Industrial designer and tinkerer Markus Kayser spent the better part of a year building and experimenting with two fantastic devices that harness the sun’s power in some of the world’s harshest climates. The first he calls a Sun Cutter, a low-tech light cutter that uses a large ball lens to focus the sun’s rays onto a surface that’s moved by a cam-guided system. As the surface moves under the magnified light it cuts 2D components like a laser. The project was tested for the first time in August 2010 in the Egyptian desert and Kayser used thin plywood to create the parts for a few pairs of pretty sweet shades. But he didn’t stop there.
Next, Kayser began to examine the process of 3D printing. Merging two of the deserts most abundant resources, nearly unlimited quantities of sand and sun, he created the Solar Sinter, a device that melts sand to create 3D objects out of glass. Via his web site:
This process of converting a powdery substance via a heating process into a solid form is known as sintering and has in recent years become a central process in design prototyping known as 3D printing or SLS (selective laser sintering). [...] By using the sun’s rays instead of a laser and sand instead of resins, I had the basis of an entirely new solar-powered machine and production process for making glass objects that taps into the abundant supplies of sun and sand to be found in the deserts of the world.
In mid-May the Solar Sinter was tested for a two week period in the deserts of Siwa, Egypt, resulting in the amazing footage above. It’s incredible to think that the solar energy generated for both machines is used only to power electronics, servos and the mechanism that tracks the sun, while the power used to cut wood and melt sand is just raw, concentrated sunlight. While I fully understand the mechanics and science at work in Kayser’s devices, there’s something about them that just seems magical. Definitely head over to his website to explore more photos and info. (via stellar, sorry can’t link the post for some reason)
New work from Kate MccGwire (previously) who uses thousands of meticulously placed feathers to create sweeping, undulating sculptures that spill from pipes, fireplaces, and the cracks in walls like great avian oil spills. See this latest work at Soho gallery Pertwee Anderson & Gold through March 24. Don’t Panic has a great interview.
Oslo resident and designer Veronica Falsen Hiis settled down in a cozy snow drift to sculpt this great collection of icy type. The clarity of the letterforms is truly impressive despite the frozen medium. See also her type made from the edges of books. (via fastco)
The Tree Chunk is a solid maple toothpick dispenser designed and built by David Tsai. It holds up to 80 round toothpicks and dispenses one at a time in a myriad of ways. (via notcot)
Assorted lighting from Anzfer Farms near San Francisco. All kinds of really neat stuff on their blog.
One of my earliest memories in life is driving through the Texas hill country with my father to a bee supply store. I was maybe six and we’d spent the better part of a month constructing two beehives from scratch, painting them, nailing together frames, and wiring the wax sheets into place. On the way home it was my job to hold a small wooden box we’d just purchased that contained a queen bee and a few drones.

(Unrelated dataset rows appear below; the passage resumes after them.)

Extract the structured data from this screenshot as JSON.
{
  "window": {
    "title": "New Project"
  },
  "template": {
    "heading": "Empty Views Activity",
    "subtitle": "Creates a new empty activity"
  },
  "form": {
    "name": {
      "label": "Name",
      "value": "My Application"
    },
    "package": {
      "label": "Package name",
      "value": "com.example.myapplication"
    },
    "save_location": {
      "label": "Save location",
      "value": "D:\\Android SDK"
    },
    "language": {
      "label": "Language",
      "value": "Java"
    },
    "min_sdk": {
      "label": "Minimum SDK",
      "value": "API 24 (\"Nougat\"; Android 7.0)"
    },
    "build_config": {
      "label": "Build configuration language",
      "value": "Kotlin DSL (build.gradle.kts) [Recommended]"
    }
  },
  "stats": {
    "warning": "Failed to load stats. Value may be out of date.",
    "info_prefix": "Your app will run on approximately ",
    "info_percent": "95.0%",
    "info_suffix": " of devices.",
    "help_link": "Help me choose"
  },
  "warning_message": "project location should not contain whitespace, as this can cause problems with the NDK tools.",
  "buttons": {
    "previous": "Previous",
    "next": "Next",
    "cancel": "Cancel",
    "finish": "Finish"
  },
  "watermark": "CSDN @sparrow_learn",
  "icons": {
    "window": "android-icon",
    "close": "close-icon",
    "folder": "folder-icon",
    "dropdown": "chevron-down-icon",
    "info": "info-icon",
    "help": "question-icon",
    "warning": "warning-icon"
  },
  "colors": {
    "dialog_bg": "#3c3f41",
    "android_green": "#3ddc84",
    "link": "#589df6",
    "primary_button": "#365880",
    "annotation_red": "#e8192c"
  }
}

At the store the man behind the counter said the queen could lay thousands of eggs in a day, a number I could hardly comprehend. So the entire hive, thousands of bees, gallons of honey, was all to come from this one tiny bee the size of a jelly bean. How awesome.
The photos above are taken by two guys in Vancouver who are keeping bees in the yard behind their home where it sounds like they may have been evicted. Curious if it was because of the bees? Many more photos on Behance, and their blog.
Did the apocalypse ruin your crops this year? We’ve got you covered. Made in Japan by Dentsu the portable Chef’s Farm can harvest up to 60 heads of lettuce daily without a bit of sunlight. The idea is to provide locally-sourced vegetables to restaurants without the need for transportation. One thing remains unclear: how much water, electricity, and nutrients must be continually pumped into this $90,000 garden to produce such massive quantities of tasty tasty vegetation. Regardless, a pretty brilliant concept. (via treehugger)
Ballard Bee Company is an urban pollination company in Seattle, comprised of about 50 hives. Because Seattle limits the number of hives a resident can have their yard, Ballard contracts with dozens of individuals who volunteer to host hives in exchange for a couple bottles of glorious local honey each year. The end product is then sold to nearby restaurants and boutiques. A great interview with founder Corky Luster on Seattlest. (via mister crew)